I wrote up this online panel about the issues involved in retaining viewers as we emerge from this pandemic. The panel itself suffered its own retention problems, in the form of the moderator dropping offline multiple times.
I emceed this round of gadget demos, introducing and quizzing the presenters: Godonut’s smartphone/tablet mount, HoverCam’s eGlass remote-teaching system, and Wacom’s Chromebook-connected drawing tablet.
I wrote up an online event hosted by Mitre Corp. on Feb. 11 that featured this interview of Internet pioneer Vint Cerf (whom I previously wrote about for Fast Company when he spoke at a conference in Alexandria in late 2019). Much as Cerf had voiced some sensible skepticism about 5G broadband one winter ago, he declined to get too excited over 6G and instead pointed to the connectivity potential of low-Earth-orbit satellites and ever-cheaper undersea fiber-optic cables.

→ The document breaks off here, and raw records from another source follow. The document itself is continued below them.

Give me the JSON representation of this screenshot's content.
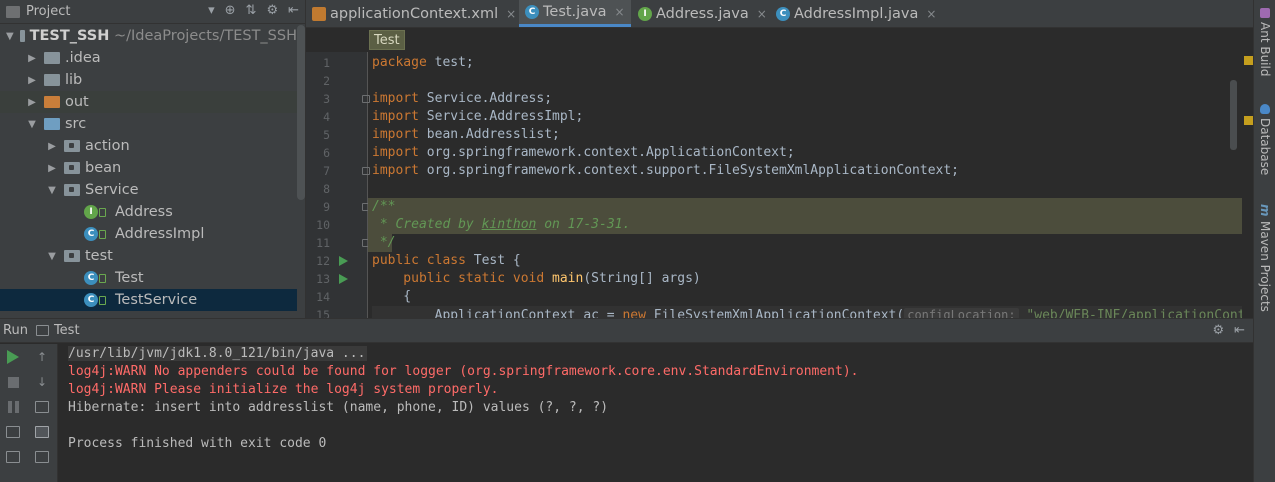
{
  "project_panel": {
    "title": "Project",
    "tools": [
      "▾",
      "⊕",
      "⇅",
      "⚙",
      "⇤"
    ],
    "tree": [
      {
        "label": "TEST_SSH",
        "path": "~/IdeaProjects/TEST_SSH",
        "indent": 0,
        "arrow": "▼",
        "icon": "folder-grey",
        "icon_name": "module-folder-icon"
      },
      {
        "label": ".idea",
        "indent": 1,
        "arrow": "▶",
        "icon": "folder-grey",
        "icon_name": "folder-icon"
      },
      {
        "label": "lib",
        "indent": 1,
        "arrow": "▶",
        "icon": "folder-grey",
        "icon_name": "folder-icon"
      },
      {
        "label": "out",
        "indent": 1,
        "arrow": "▶",
        "icon": "folder-orange",
        "icon_name": "excluded-folder-icon",
        "highlight": true
      },
      {
        "label": "src",
        "indent": 1,
        "arrow": "▼",
        "icon": "folder-blue",
        "icon_name": "source-folder-icon"
      },
      {
        "label": "action",
        "indent": 2,
        "arrow": "▶",
        "icon": "package",
        "icon_name": "package-icon"
      },
      {
        "label": "bean",
        "indent": 2,
        "arrow": "▶",
        "icon": "package",
        "icon_name": "package-icon"
      },
      {
        "label": "Service",
        "indent": 2,
        "arrow": "▼",
        "icon": "package",
        "icon_name": "package-icon"
      },
      {
        "label": "Address",
        "indent": 3,
        "arrow": "",
        "icon": "interface",
        "icon_name": "interface-icon"
      },
      {
        "label": "AddressImpl",
        "indent": 3,
        "arrow": "",
        "icon": "class",
        "icon_name": "class-icon"
      },
      {
        "label": "test",
        "indent": 2,
        "arrow": "▼",
        "icon": "package",
        "icon_name": "package-icon"
      },
      {
        "label": "Test",
        "indent": 3,
        "arrow": "",
        "icon": "class-run",
        "icon_name": "runnable-class-icon"
      },
      {
        "label": "TestService",
        "indent": 3,
        "arrow": "",
        "icon": "class-run",
        "icon_name": "runnable-class-icon",
        "selected": true
      }
    ]
  },
  "editor": {
    "tabs": [
      {
        "label": "applicationContext.xml",
        "icon": "xml",
        "active": false
      },
      {
        "label": "Test.java",
        "icon": "c",
        "active": true
      },
      {
        "label": "Address.java",
        "icon": "i",
        "active": false
      },
      {
        "label": "AddressImpl.java",
        "icon": "c",
        "active": false
      }
    ],
    "tab_close_glyph": "×",
    "breadcrumb": "Test",
    "line_numbers": [
      "1",
      "2",
      "3",
      "4",
      "5",
      "6",
      "7",
      "8",
      "9",
      "10",
      "11",
      "12",
      "13",
      "14",
      "15"
    ],
    "code": {
      "l1_kw": "package",
      "l1_rest": " test;",
      "import_kw": "import",
      "l3": " Service.Address;",
      "l4": " Service.AddressImpl;",
      "l5": " bean.Addresslist;",
      "l6": " org.springframework.context.ApplicationContext;",
      "l7": " org.springframework.context.support.FileSystemXmlApplicationContext;",
      "l9": "/**",
      "l10_a": " * Created by ",
      "l10_user": "kinthon",
      "l10_b": " on 17-3-31.",
      "l11": " */",
      "l12_kw": "public class",
      "l12_rest": " Test {",
      "l13_kw": "    public static void",
      "l13_fn": " main",
      "l13_rest": "(String[] args)",
      "l14": "    {",
      "l15_a": "        ApplicationContext ac = ",
      "l15_kw": "new",
      "l15_b": " FileSystemXmlApplicationContext(",
      "l15_hint": "configLocation:",
      "l15_str": " \"web/WEB-INF/applicationConte"
    }
  },
  "right_strip": {
    "tabs": [
      "Ant Build",
      "Database",
      "Maven Projects"
    ]
  },
  "run_panel": {
    "title": "Run",
    "tab": "Test",
    "tools": [
      "⚙",
      "⇤"
    ],
    "console": [
      {
        "text": "/usr/lib/jvm/jdk1.8.0_121/bin/java ...",
        "kind": "cmd"
      },
      {
        "text": "log4j:WARN No appenders could be found for logger (org.springframework.core.env.StandardEnvironment).",
        "kind": "err"
      },
      {
        "text": "log4j:WARN Please initialize the log4j system properly.",
        "kind": "err"
      },
      {
        "text": "Hibernate: insert into addresslist (name, phone, ID) values (?, ?, ?)",
        "kind": "out"
      },
      {
        "text": "",
        "kind": "out"
      },
      {
        "text": "Process finished with exit code 0",
        "kind": "out"
      }
    ]
  },
  "colors": {
    "background": "#2b2b2b",
    "panel": "#3c3f41",
    "selection": "#0d293e",
    "keyword": "#cc7832",
    "doc_comment": "#629755",
    "error_text": "#ff6b68"
  }
}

The one thing you can say about any tech-policy dispute involving Facebook is that the ensuing discussion will take a while. Witness this week’s blowup in Australia, where the imminent passage of a bill (“News Media and Digital Platforms Mandatory Bargaining Code”) mandating a scheme of payments from the largest digital platforms to government-registered news publishers led Facebook to respond Wednesday with a news blackout. Now Australians can’t read or share news links on Facebook, Australian publishers can’t share their stories there, and Facebook users in every other country can’t share Australian news links either.
After writing about that fracas at Forbes on Wednesday, I spent too much time over the next day and a half in what may be my longest-ever tech-policy Twitter discussion. That left me feeling worn out–but also wishing I had taken a little more time to make my views clear. So for future reference, here are several things I think about this entire debate over what, if anything, tech platforms owe news sites.
Link taxes don’t make moral or economic sense. Not only does nobody need permission to link on the Web, a pointer to a news site–whether it’s a Google search result, a Facebook post or the blue text here–does not take from that site in any meaningful way. Well, not unless the nut of the story comes across in the headline and lead image, in which case the same story would likely go unread if seen on a newspaper’s home page. I’ve said this in various ways over more than a decade: the Washington Post in 2009, the Disruptive Competition Project in 2012, at Yahoo Finance in 2018, and at Glitch’s blog Glimmer last spring. (DisCo is a project of the Computer & Communications Industry Association, a trade group that counts Google as a member; as you can see, my judgment didn’t change before or after my one year contributing to its policy blog.)
The vast reach of Facebook and Google is a legitimate cause for nervousness. I think both companies exercise more influence over our online lives than is healthy and have written multiple how-to stories (see, for instance, these stories from 2017, 2018, and 2020) to get people to spend less time at each. And I’ve practiced what I preach, including the defaults in my own browsers and the setup of this blog. Yet people keep sticking with Google, even though it’s trivial to change your search site. My WordPress stats show that of the 291,315 search-engine referrals to this blog since its April 2011 launch, 277,850 came from Google. Y’all couldn’t try making DuckDuckGo or Bing the default in even one browser on one device?
Online advertising is a big part of the news industry’s problem. The more I look at the machinery behind the online ads that supposedly prop up news sites–meaning the display ads programmatically inserted to match a reader’s perceived interests–the more I hate it. We’ve built a system that requires extensive tracking of people across the Web, somehow involves the work of a large set of intermediaries yet still winds up dominated at multiple levels by Google, struggles to keep out bad actors, and winds up delivering too little money to publishers. You know what doesn’t even touch this problem? Demands for link taxes.
If digital platforms can build new businesses with publishers, that’s not wrong even if it happens under political duress. Google has responded to demands like those in Australia and in Europe with something called the News Showcase, an enhanced news-search site that takes readers direct to stories and pays publishers. It’s ugly and sad that Google is doing this to pay off publishers who would otherwise try to break the open Web, but if it gets money to newsrooms more reliably than digital ads, I’ll take it.
Updated 2/21/2021 to note that the Australian bill would have the government determine which publishers qualified for these payments, a deeply problematic provision in its own right, clean up some tangled syntax, and to add a paragraph about antitrust that should have been in this post yesterday.